refusal to recognize the political implications of "strictly
Huntington clearly revels in his
self-appointed role as the lonely conservative voice of reason in the
"unchanging, monotonous, and all-embracing" sea of American
liberalism (p. 145). He makes the
astonishingly unhistorical assertion that American political ideology from 1789
to 1915 "was essentially the same." (p. 145) To suppose that Thomas Jefferson's and
Woodrow Wilson's views of the role of government were identical is simply
absurd. Here, as he often does
throughout the book, Huntington takes a small kernel of truth--that American
politics has generally been based on the liberal tradition without a
significant rival ideology--and expands it into a fundamental principle.

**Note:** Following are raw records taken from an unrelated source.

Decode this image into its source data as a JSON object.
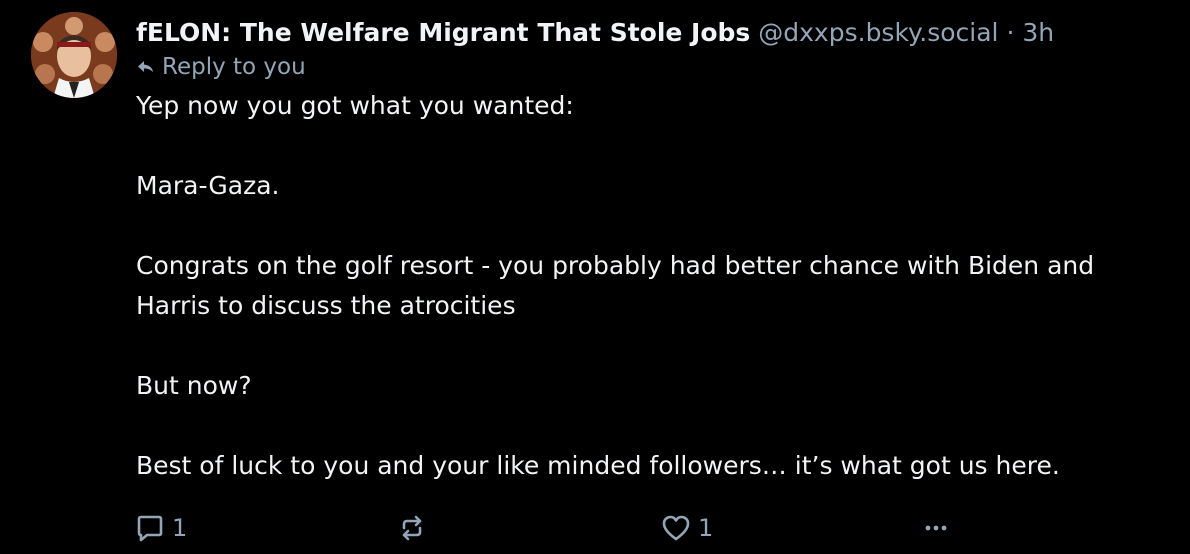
{
  "post": {
    "author_name": "fELON: The Welfare Migrant That Stole Jobs",
    "author_handle": "@dxxps.bsky.social",
    "separator": "·",
    "time": "3h",
    "reply_context": "Reply to you",
    "paragraphs": [
      "Yep now you got what you wanted:",
      "Mara-Gaza.",
      "Congrats on the golf resort - you probably had better chance with Biden and Harris to discuss the atrocities",
      "But now?",
      "Best of luck to you and your like minded followers… it’s what got us here."
    ],
    "reply_count": "1",
    "like_count": "1"
  },
  "colors": {
    "background": "#000000",
    "text": "#f1f3f5",
    "muted": "#93a5b7"
  },
  "icons": {
    "reply": "speech-bubble-icon",
    "repost": "repost-arrows-icon",
    "like": "heart-icon",
    "more": "ellipsis-icon",
    "reply_context": "reply-arrow-icon"
  }
}
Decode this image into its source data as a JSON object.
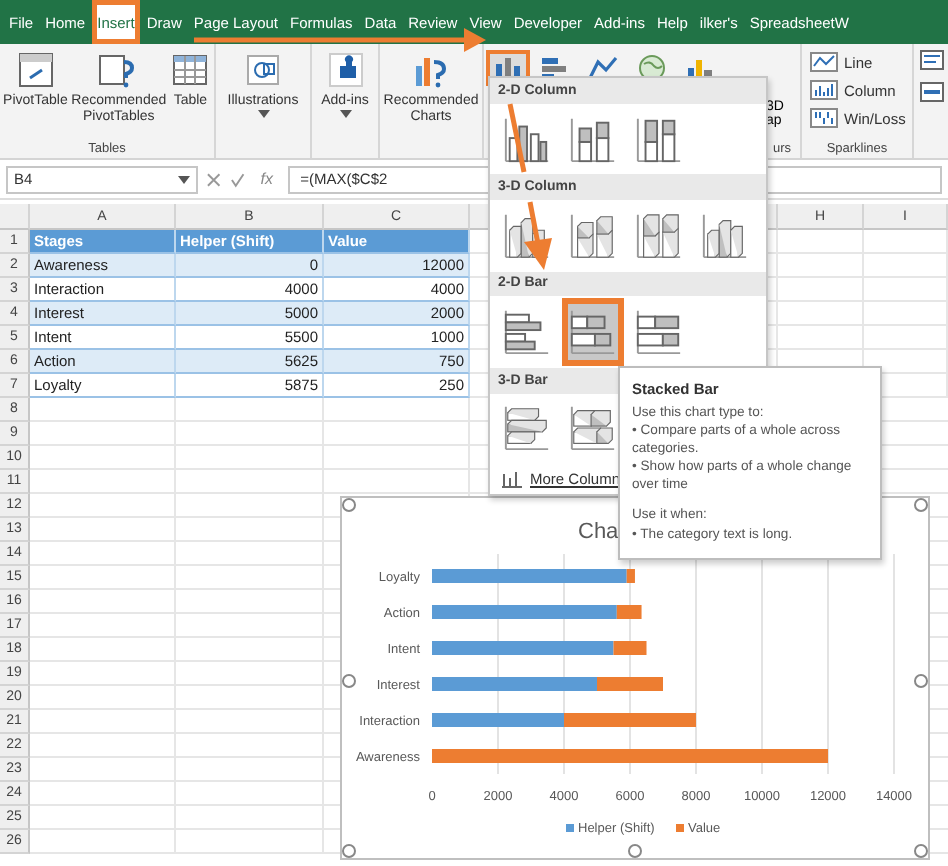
{
  "tabs": [
    {
      "label": "File",
      "selected": false
    },
    {
      "label": "Home",
      "selected": false
    },
    {
      "label": "Insert",
      "selected": true
    },
    {
      "label": "Draw",
      "selected": false
    },
    {
      "label": "Page Layout",
      "selected": false
    },
    {
      "label": "Formulas",
      "selected": false
    },
    {
      "label": "Data",
      "selected": false
    },
    {
      "label": "Review",
      "selected": false
    },
    {
      "label": "View",
      "selected": false
    },
    {
      "label": "Developer",
      "selected": false
    },
    {
      "label": "Add-ins",
      "selected": false
    },
    {
      "label": "Help",
      "selected": false
    },
    {
      "label": "ilker's",
      "selected": false
    },
    {
      "label": "SpreadsheetW",
      "selected": false
    }
  ],
  "ribbon": {
    "groups": [
      {
        "label": "Tables",
        "buttons": [
          {
            "label": "PivotTable",
            "kind": "pivot",
            "menu": false
          },
          {
            "label": "Recommended PivotTables",
            "kind": "rec-pivot",
            "menu": false
          },
          {
            "label": "Table",
            "kind": "table",
            "menu": false
          }
        ]
      },
      {
        "buttons": [
          {
            "label": "Illustrations",
            "kind": "shapes",
            "menu": true
          }
        ]
      },
      {
        "buttons": [
          {
            "label": "Add-ins",
            "kind": "addin",
            "menu": true
          }
        ]
      },
      {
        "buttons": [
          {
            "label": "Recommended Charts",
            "kind": "rec-chart",
            "menu": false
          }
        ]
      }
    ],
    "chart_buttons": [
      {
        "kind": "column",
        "selected": true
      },
      {
        "kind": "bar",
        "selected": false
      },
      {
        "kind": "line",
        "selected": false
      },
      {
        "kind": "map",
        "selected": false
      },
      {
        "kind": "pivot-chart",
        "selected": false
      }
    ],
    "map_group": {
      "line_1": "3D",
      "line_2": "ap",
      "label": "urs"
    },
    "sparklines": {
      "label": "Sparklines",
      "items": [
        {
          "label": "Line",
          "kind": "line"
        },
        {
          "label": "Column",
          "kind": "column"
        },
        {
          "label": "Win/Loss",
          "kind": "winloss"
        }
      ]
    }
  },
  "formula_bar": {
    "name_box": "B4",
    "fx": "fx",
    "formula": "=(MAX($C$2"
  },
  "columns": [
    {
      "label": "A"
    },
    {
      "label": "B"
    },
    {
      "label": "C"
    }
  ],
  "far_columns": [
    {
      "label": "H"
    },
    {
      "label": "I"
    }
  ],
  "row_numbers": [
    "1",
    "2",
    "3",
    "4",
    "5",
    "6",
    "7",
    "8",
    "9",
    "10",
    "11",
    "12",
    "13",
    "14",
    "15",
    "16",
    "17",
    "18",
    "19",
    "20",
    "21",
    "22",
    "23",
    "24",
    "25",
    "26"
  ],
  "data_rows": [
    {
      "kind": "header",
      "cells": [
        "Stages",
        "Helper (Shift)",
        "Value"
      ]
    },
    {
      "kind": "banded",
      "cells": [
        "Awareness",
        "0",
        "12000"
      ]
    },
    {
      "kind": "plain",
      "cells": [
        "Interaction",
        "4000",
        "4000"
      ]
    },
    {
      "kind": "banded",
      "cells": [
        "Interest",
        "5000",
        "2000"
      ]
    },
    {
      "kind": "plain",
      "cells": [
        "Intent",
        "5500",
        "1000"
      ]
    },
    {
      "kind": "banded",
      "cells": [
        "Action",
        "5625",
        "750"
      ]
    },
    {
      "kind": "plain",
      "cells": [
        "Loyalty",
        "5875",
        "250"
      ]
    }
  ],
  "chart_menu": {
    "sections": [
      {
        "title": "2-D Column",
        "items": [
          {
            "kind": "clustered-column",
            "selected": false
          },
          {
            "kind": "stacked-column",
            "selected": false
          },
          {
            "kind": "full-column",
            "selected": false
          }
        ]
      },
      {
        "title": "3-D Column",
        "items": [
          {
            "kind": "deep-clustered-column",
            "selected": false
          },
          {
            "kind": "deep-stacked-column",
            "selected": false
          },
          {
            "kind": "deep-full-column",
            "selected": false
          },
          {
            "kind": "deep-column",
            "selected": false
          }
        ]
      },
      {
        "title": "2-D Bar",
        "items": [
          {
            "kind": "clustered-bar",
            "selected": false
          },
          {
            "kind": "stacked-bar",
            "selected": true
          },
          {
            "kind": "full-bar",
            "selected": false
          }
        ]
      },
      {
        "title": "3-D Bar",
        "items": [
          {
            "kind": "deep-clustered-bar",
            "selected": false
          },
          {
            "kind": "deep-stacked-bar",
            "selected": false
          }
        ]
      }
    ],
    "more": "More Column"
  },
  "tooltip": {
    "title": "Stacked Bar",
    "intro": "Use this chart type to:",
    "bullets": [
      "• Compare parts of a whole across categories.",
      "• Show how parts of a whole change over time"
    ],
    "when_title": "Use it when:",
    "when_bullets": [
      "• The category text is long."
    ]
  },
  "chart": {
    "chart_data": {
      "type": "bar",
      "orientation": "horizontal",
      "stacked": true,
      "title": "Cha",
      "categories": [
        "Loyalty",
        "Action",
        "Intent",
        "Interest",
        "Interaction",
        "Awareness"
      ],
      "series": [
        {
          "name": "Helper (Shift)",
          "color": "#5b9bd5",
          "values": [
            5900,
            5600,
            5500,
            5000,
            4000,
            0
          ]
        },
        {
          "name": "Value",
          "color": "#ed7d31",
          "values": [
            250,
            750,
            1000,
            2000,
            4000,
            12000
          ]
        }
      ],
      "grid": true,
      "legend": true,
      "xlim": [
        0,
        14000
      ],
      "xticks": [
        0,
        2000,
        4000,
        6000,
        8000,
        10000,
        12000,
        14000
      ]
    }
  }
}
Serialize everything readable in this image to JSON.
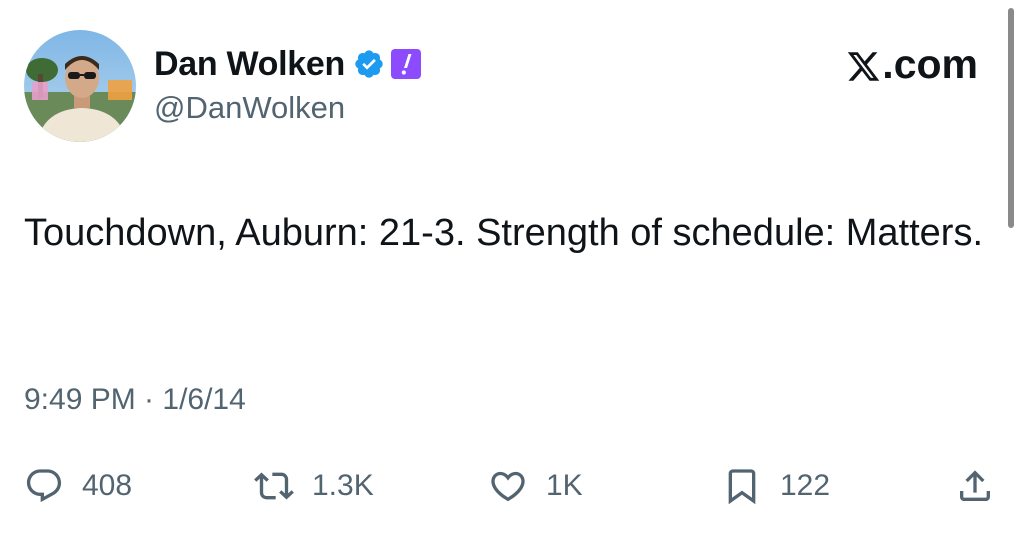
{
  "author": {
    "display_name": "Dan Wolken",
    "handle": "@DanWolken",
    "verified_icon": "verified-badge-icon",
    "affiliate_icon": "exclamation-badge-icon"
  },
  "brand": {
    "logo_icon": "x-logo-icon",
    "suffix": ".com"
  },
  "tweet": {
    "text": "Touchdown, Auburn: 21-3. Strength of schedule: Matters.",
    "timestamp": "9:49 PM · 1/6/14"
  },
  "actions": {
    "reply": {
      "icon": "reply-icon",
      "count": "408"
    },
    "retweet": {
      "icon": "retweet-icon",
      "count": "1.3K"
    },
    "like": {
      "icon": "heart-icon",
      "count": "1K"
    },
    "bookmark": {
      "icon": "bookmark-icon",
      "count": "122"
    },
    "share": {
      "icon": "share-icon"
    }
  },
  "colors": {
    "text_primary": "#0f1419",
    "text_secondary": "#536471",
    "verified_blue": "#1d9bf0",
    "affiliate_purple": "#8c4bff"
  }
}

Like Walter Millis's Arms and
Men, The Soldier and the State was written in the apocalyptic
mind-set of the 1950s. Both Millis and
Huntington saw the Soviet Union as an unprecedented threat to the United
States. But Huntington advocates as a
solution what Millis feared as the greatest danger: the adoption by society of
military values. Huntington believed
that the present state of American civil-military relations was undermining the
ability of the armed forces to protect the United States, by preventing
"objective" civilian control which would allow the military to reach
the highest level of professionalization.
In a sense then, The Soldier and the State can be treated as a
"period piece," similar to Arms and Men.
But where only the final two chapters
of Arms and Men are really bound up in Millis's fears for the future,
Huntington's profound contempt for liberal American society taints his entire
book. Huntington describes how American
officers became estranged from society after becoming professionalized during
the late nineteenth century: "The years of isolation . . . had interjected
steel into his soul which was missing from that of the community." (p.
230) He closes with an unfavorable
comparison of a typical American town to the "ordered serenity" of
West Point, arguing that Americans "may eventually find redemption and
security in making [the military standard] their own."(p. 466)
Huntington's ideological viewpoint
would not be a problem, except that his argument seems to based solely on
ideological grounds. It is certainly
not based on historical evidence. He
never even attempts to make a case that the Wilhelmine model of civil-military
relations was something to be emulated, by showing how much better it protected
German national security than other forms.
He simply asserts that the Prussian model is the ideal, and goes from
there to different nations either approach it (which is good) or deviate from
it (which is bad). As a work of
political science, The Soldier and State may be acceptable, even
valuable. As a work of history, it is